TASK DIRECTIONS: Scan the entries below for the string "body" and copy every line where it turns up.

(Stored data entries)
━━━━━━━━

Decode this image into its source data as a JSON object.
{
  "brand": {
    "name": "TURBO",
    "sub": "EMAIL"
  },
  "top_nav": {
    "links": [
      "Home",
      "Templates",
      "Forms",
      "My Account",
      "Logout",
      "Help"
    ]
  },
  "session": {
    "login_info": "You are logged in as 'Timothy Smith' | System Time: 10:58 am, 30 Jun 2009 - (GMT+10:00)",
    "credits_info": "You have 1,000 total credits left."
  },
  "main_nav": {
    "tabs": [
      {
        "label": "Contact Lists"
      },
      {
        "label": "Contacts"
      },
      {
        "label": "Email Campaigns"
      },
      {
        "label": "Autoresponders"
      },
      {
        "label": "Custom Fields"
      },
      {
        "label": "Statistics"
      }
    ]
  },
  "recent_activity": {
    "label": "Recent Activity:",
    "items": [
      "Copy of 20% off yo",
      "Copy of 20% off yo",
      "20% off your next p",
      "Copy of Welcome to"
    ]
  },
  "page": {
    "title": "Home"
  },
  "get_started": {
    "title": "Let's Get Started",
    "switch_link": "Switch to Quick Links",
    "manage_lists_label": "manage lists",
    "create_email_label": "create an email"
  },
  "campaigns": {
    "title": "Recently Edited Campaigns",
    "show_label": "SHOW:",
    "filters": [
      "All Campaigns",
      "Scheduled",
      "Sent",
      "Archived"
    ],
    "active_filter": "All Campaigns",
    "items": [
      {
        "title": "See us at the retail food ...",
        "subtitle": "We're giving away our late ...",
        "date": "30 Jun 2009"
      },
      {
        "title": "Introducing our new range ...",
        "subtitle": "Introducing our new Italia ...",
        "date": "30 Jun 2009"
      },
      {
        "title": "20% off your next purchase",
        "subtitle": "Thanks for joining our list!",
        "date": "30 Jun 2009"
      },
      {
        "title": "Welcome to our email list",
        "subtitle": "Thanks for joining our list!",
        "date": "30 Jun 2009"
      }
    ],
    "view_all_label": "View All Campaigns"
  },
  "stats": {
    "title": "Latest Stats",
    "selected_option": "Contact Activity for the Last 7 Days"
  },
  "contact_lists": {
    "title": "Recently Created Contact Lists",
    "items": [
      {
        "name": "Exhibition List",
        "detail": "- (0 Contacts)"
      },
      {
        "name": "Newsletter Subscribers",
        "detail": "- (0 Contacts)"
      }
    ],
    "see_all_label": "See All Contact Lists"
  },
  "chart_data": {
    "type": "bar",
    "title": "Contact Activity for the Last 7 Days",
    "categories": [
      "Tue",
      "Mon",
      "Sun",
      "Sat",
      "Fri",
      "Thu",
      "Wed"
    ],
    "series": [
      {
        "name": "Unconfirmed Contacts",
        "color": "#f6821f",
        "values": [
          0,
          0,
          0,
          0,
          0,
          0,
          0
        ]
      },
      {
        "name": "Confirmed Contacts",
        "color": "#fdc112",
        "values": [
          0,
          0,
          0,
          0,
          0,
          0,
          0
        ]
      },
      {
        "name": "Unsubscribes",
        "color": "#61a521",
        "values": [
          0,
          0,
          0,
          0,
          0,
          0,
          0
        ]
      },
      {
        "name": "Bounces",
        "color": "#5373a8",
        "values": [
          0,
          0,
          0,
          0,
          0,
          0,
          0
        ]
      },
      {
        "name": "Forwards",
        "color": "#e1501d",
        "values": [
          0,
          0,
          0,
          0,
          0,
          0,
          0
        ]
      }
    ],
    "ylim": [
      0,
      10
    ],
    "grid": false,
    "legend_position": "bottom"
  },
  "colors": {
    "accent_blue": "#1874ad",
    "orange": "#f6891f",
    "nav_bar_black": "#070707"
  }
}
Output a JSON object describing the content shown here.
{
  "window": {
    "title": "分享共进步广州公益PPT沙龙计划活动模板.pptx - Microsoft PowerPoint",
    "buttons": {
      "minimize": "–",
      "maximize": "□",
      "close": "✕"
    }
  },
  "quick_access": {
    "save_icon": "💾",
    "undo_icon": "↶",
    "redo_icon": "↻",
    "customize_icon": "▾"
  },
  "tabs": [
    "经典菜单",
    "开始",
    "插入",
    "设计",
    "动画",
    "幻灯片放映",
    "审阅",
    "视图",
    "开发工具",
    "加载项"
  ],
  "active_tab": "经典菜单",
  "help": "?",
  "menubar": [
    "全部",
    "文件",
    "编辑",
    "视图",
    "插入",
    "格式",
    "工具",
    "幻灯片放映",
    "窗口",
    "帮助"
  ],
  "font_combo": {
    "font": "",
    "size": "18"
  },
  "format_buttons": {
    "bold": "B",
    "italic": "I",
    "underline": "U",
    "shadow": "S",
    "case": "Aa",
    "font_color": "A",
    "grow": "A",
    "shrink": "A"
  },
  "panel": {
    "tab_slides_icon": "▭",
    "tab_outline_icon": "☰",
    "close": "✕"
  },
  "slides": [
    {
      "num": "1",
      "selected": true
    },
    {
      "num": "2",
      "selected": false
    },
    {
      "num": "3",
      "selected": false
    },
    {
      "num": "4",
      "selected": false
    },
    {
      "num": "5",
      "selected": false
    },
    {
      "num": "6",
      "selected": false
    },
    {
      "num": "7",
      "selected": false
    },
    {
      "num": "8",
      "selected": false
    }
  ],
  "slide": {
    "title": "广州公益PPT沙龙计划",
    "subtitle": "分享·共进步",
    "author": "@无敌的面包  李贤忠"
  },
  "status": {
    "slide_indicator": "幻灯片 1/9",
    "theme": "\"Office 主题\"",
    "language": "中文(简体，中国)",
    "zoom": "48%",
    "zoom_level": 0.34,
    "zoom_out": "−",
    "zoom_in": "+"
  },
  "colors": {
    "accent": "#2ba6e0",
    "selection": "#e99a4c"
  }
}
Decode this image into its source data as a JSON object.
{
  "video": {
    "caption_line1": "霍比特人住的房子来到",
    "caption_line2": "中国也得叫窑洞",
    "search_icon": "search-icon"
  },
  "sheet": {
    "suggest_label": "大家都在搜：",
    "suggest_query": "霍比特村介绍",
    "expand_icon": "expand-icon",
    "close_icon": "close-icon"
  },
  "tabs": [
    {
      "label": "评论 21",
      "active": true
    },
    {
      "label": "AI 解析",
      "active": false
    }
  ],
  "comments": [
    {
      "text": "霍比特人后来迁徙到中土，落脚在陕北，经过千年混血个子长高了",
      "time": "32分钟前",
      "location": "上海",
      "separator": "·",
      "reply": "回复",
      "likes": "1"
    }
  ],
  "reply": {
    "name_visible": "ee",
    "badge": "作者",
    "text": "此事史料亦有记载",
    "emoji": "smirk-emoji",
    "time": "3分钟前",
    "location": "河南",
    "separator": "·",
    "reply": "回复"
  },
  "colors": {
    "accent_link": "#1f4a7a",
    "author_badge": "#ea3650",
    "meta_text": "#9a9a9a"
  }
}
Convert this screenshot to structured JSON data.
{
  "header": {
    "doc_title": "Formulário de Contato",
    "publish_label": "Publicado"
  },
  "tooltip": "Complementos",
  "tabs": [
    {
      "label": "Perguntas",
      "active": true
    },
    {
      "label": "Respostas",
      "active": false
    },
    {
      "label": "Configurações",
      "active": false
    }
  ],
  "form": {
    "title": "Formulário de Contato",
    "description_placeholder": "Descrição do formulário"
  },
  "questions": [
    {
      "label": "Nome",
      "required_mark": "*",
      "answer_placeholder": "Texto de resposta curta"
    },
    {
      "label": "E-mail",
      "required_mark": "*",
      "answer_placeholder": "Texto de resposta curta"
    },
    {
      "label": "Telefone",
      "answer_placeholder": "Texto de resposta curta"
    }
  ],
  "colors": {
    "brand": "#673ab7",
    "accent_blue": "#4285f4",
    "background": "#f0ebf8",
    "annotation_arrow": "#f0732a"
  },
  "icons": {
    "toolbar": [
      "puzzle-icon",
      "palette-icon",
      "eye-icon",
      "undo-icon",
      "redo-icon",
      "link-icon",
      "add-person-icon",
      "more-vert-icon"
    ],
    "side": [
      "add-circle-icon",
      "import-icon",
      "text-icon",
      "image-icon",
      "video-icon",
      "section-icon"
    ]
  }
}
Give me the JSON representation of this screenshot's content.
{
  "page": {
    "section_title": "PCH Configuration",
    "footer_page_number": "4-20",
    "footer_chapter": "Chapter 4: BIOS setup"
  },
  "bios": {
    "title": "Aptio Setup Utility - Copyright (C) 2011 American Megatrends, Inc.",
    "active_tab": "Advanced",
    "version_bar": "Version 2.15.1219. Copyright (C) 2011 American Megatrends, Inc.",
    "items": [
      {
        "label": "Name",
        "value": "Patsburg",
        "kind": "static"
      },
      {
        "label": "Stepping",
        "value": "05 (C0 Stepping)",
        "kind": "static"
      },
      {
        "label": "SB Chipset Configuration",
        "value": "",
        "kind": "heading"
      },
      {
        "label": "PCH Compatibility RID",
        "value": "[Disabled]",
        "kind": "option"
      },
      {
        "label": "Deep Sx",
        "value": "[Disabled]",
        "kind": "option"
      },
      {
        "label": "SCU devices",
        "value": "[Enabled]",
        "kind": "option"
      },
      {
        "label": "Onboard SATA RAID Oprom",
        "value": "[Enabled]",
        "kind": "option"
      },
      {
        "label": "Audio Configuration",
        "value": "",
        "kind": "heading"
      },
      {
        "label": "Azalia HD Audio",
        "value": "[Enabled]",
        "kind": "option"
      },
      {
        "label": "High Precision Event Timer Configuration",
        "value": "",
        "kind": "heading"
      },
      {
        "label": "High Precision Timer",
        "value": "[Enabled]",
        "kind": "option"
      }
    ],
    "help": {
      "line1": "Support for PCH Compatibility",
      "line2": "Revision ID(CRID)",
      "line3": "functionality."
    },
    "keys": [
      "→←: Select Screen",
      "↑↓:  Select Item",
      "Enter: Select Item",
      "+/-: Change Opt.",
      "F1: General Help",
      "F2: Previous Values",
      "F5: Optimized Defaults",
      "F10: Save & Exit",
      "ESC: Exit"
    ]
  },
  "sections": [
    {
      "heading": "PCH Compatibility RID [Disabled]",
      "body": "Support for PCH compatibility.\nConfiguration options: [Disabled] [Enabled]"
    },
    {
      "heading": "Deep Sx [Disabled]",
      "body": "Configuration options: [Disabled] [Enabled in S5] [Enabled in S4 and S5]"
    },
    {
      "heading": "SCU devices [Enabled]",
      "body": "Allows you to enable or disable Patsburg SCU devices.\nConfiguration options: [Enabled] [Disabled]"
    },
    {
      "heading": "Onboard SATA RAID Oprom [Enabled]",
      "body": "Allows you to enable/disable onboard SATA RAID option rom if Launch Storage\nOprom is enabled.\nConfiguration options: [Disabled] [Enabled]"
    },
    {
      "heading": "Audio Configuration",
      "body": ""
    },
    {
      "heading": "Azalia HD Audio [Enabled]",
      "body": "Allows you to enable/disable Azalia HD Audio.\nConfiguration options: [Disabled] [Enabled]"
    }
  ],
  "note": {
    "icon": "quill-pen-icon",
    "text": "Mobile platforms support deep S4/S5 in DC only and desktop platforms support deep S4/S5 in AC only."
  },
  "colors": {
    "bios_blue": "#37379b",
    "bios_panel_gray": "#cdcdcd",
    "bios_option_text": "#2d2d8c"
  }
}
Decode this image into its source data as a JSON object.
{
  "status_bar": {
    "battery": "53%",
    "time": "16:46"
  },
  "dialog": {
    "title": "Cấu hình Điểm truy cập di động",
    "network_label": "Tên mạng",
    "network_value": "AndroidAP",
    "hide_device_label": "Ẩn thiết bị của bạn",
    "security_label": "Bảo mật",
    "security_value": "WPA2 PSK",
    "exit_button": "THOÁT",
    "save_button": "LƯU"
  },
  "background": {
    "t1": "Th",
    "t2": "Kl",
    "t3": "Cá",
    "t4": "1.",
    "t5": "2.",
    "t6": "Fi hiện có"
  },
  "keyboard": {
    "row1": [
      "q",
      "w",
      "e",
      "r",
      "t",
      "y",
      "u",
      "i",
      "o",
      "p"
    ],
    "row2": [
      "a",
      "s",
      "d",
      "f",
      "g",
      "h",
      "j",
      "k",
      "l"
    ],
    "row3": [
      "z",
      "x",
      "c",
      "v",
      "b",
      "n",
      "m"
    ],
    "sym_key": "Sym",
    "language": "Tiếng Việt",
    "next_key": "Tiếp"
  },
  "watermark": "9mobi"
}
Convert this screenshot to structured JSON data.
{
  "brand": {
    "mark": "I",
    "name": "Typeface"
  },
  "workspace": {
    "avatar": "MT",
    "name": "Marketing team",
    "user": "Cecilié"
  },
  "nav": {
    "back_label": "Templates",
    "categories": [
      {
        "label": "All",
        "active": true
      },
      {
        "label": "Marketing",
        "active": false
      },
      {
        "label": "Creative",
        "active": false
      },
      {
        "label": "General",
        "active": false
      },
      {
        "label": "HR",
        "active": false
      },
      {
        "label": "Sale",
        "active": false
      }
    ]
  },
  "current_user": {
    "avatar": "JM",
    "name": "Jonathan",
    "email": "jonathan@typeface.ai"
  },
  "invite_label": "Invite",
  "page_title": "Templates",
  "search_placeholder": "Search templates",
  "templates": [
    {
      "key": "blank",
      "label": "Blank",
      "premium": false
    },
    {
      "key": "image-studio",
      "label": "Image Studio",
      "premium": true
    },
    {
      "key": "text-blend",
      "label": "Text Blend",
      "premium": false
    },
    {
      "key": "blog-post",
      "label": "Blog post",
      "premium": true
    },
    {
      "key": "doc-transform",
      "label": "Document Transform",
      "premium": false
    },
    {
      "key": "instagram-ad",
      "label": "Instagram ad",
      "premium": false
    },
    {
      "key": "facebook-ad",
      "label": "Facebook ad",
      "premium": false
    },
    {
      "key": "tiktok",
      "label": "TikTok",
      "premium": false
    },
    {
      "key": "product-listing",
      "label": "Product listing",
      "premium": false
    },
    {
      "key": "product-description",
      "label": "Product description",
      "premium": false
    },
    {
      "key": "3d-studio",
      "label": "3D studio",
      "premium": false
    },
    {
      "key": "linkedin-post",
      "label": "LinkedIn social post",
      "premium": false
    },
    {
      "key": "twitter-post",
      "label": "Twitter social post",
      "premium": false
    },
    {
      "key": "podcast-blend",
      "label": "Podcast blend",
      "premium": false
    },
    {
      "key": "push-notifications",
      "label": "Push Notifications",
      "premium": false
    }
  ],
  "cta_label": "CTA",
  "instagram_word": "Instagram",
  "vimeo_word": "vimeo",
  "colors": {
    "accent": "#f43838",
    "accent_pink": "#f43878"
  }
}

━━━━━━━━

EXERCISE SOLUTION:
      "body": "Support for PCH compatibility.\nConfiguration options: [Disabled] [Enabled]"
      "body": "Configuration options: [Disabled] [Enabled in S5] [Enabled in S4 and S5]"
      "body": "Allows you to enable or disable Patsburg SCU devices.\nConfiguration options: [Enabled] [Disabled]"
      "body": "Allows you to enable/disable onboard SATA RAID option rom if Launch Storage\nOprom is enabled.\nConfiguration options: [Disabled] [Enabled]"
      "body": ""
      "body": "Allows you to enable/disable Azalia HD Audio.\nConfiguration options: [Disabled] [Enabled]"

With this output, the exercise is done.